2014 Contenders: The Center of Everything
When I was about halfway through The Center of Everything, I tweeted, "Reading The Center of Everything and wondering: if it won the Newbery, would it be the first Newbery winner that name checks the Newbery?" Leaving aside the issue of the Newbery name-check, what the hell am I doing wondering whether my very first 2013 read will win the Newbery? What am I comparing it to?
Nothing. The rest of this publishing year is a black box. Could be filled with When You Reach Mes; could be filled with Smokey the Cowhorses. It makes these first reviews kind of difficult to write. I assume that's why the Newbery Committee doesn't start nominating until late in the year, and why Heavy Medal goes on hiatus until the fall. How do you know if a book is distinguished if you don't know what field of contenders it is distinguishing itself from?
Since we here at About to Mock are intrepid/stupid year-round bloggers, we just have to assume that the publishing year black box is Schrodinger's box - that it is chock full of both superstars and duds - and evaluate the books we read accordingly. Given those hypotheticals, do I consider The Center of Everything is a genuine contender? Why, yes I do.
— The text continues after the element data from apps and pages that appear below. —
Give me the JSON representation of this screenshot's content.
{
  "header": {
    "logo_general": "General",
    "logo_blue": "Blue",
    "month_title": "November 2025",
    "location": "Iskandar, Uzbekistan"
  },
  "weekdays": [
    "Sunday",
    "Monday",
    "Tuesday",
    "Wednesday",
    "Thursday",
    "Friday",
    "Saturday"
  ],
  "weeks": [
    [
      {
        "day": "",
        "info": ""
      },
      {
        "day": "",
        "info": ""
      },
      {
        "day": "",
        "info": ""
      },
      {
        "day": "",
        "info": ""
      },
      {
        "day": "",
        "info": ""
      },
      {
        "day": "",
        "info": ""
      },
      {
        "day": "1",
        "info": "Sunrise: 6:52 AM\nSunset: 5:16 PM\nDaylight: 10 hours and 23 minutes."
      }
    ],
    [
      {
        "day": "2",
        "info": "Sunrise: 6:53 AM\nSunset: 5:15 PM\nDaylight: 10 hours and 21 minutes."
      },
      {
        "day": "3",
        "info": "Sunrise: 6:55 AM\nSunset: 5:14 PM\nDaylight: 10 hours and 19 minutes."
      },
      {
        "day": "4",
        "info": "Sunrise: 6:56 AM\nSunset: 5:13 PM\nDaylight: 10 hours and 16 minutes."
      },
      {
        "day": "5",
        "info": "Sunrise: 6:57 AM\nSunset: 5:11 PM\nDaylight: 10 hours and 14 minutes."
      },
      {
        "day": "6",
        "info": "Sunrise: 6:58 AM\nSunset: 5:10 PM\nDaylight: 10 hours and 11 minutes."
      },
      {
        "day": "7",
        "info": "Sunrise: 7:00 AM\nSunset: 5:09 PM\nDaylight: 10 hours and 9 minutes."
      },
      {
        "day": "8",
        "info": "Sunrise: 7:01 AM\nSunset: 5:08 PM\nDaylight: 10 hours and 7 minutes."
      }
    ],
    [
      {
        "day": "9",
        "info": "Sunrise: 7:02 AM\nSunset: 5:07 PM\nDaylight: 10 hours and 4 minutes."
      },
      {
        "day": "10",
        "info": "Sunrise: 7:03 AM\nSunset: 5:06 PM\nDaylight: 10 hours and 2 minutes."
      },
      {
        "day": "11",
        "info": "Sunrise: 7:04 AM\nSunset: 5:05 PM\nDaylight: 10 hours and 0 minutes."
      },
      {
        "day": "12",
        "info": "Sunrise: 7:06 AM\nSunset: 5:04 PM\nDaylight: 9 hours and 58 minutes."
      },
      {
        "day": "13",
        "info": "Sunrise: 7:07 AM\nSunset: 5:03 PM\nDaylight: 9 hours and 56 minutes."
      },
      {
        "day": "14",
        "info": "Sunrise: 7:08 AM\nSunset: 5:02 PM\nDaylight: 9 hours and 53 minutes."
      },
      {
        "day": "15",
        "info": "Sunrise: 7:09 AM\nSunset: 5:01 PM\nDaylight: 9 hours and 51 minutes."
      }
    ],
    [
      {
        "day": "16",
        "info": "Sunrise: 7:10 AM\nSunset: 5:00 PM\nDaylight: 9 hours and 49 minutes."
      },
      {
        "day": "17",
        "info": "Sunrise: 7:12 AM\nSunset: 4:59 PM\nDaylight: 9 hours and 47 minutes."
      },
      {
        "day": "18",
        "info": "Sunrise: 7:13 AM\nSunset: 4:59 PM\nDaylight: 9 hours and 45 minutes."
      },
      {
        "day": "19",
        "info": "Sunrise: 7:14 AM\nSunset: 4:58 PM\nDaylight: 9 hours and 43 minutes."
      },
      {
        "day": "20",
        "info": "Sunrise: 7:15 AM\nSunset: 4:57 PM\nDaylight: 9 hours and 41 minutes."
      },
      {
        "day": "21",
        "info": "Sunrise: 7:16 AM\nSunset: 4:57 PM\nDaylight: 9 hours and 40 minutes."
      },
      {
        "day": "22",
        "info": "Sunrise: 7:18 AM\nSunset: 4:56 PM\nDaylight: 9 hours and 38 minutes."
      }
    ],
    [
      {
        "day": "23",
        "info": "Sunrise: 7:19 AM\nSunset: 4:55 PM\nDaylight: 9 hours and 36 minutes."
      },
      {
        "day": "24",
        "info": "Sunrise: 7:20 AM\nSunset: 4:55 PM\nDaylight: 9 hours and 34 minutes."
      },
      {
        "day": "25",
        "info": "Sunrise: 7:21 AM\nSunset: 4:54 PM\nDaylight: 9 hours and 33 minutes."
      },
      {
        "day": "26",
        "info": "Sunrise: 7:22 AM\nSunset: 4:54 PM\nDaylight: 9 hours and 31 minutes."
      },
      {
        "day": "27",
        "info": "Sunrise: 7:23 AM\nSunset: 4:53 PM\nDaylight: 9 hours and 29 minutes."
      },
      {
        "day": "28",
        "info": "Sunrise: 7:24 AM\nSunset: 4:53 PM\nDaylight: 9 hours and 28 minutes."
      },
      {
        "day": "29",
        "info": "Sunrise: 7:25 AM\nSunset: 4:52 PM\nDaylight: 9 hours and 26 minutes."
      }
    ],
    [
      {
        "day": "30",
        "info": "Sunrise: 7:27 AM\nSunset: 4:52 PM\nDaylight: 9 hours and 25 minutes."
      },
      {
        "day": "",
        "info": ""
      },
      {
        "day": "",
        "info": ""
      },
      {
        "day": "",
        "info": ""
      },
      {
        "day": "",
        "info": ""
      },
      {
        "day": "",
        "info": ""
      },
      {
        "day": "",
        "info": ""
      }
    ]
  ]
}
The Center of Everything is, in the most basic sense, another dead grandparent book. Ruby's beloved grandmother Gigi has died, and Ruby is having a hard time getting over it. Gigi was the kind of woman whose strength holds the whole town together, and nothing seems the same without her. But Ruby is convinced that when she reads her prizewinning essay at the town's annual parade, it will fix everything - including her broken friendships. She's just not sure how. The plot of The Center of Everything unfolds in concentric circles, switching back and forth between the day of the parade and the events leading up to it, and gradually filling in crucial details. Thematically, Linda Urban is preoccupied with circles (well, really tori, or donut shapes) as well. These manifest both symbolically - the emotional ripples of any given event, social circles of inclusion and exclusion - and literally. The town is obsessed with donuts, and Ruby, in attempting to bring about her wish, fixates on the physics of tori and begins to see them everywhere. This is a meticulously and elegantly plotted book.
If the plotting and structure are painstaking, however, the characters feel deceptively effortless. Ruby and her friends talk and act like real kids. They're interested in things like physics, astronomy, and acting, but they are limited by a typical 12-year-old's abilities. Other characters are introduced very briefly as well, such as the woman who plans the parade each year, and the new middle school librarian tasked with introducing Ruby's speech. Urban takes a risk in shifting the entire narrative point-of-view to these characters, but I think it's an effective gamble that ultimately serves the theme. Readers understand long before Ruby does just how everything is coming together.
Or at least they will on a second read. And whatever else happens, this book merits a second read.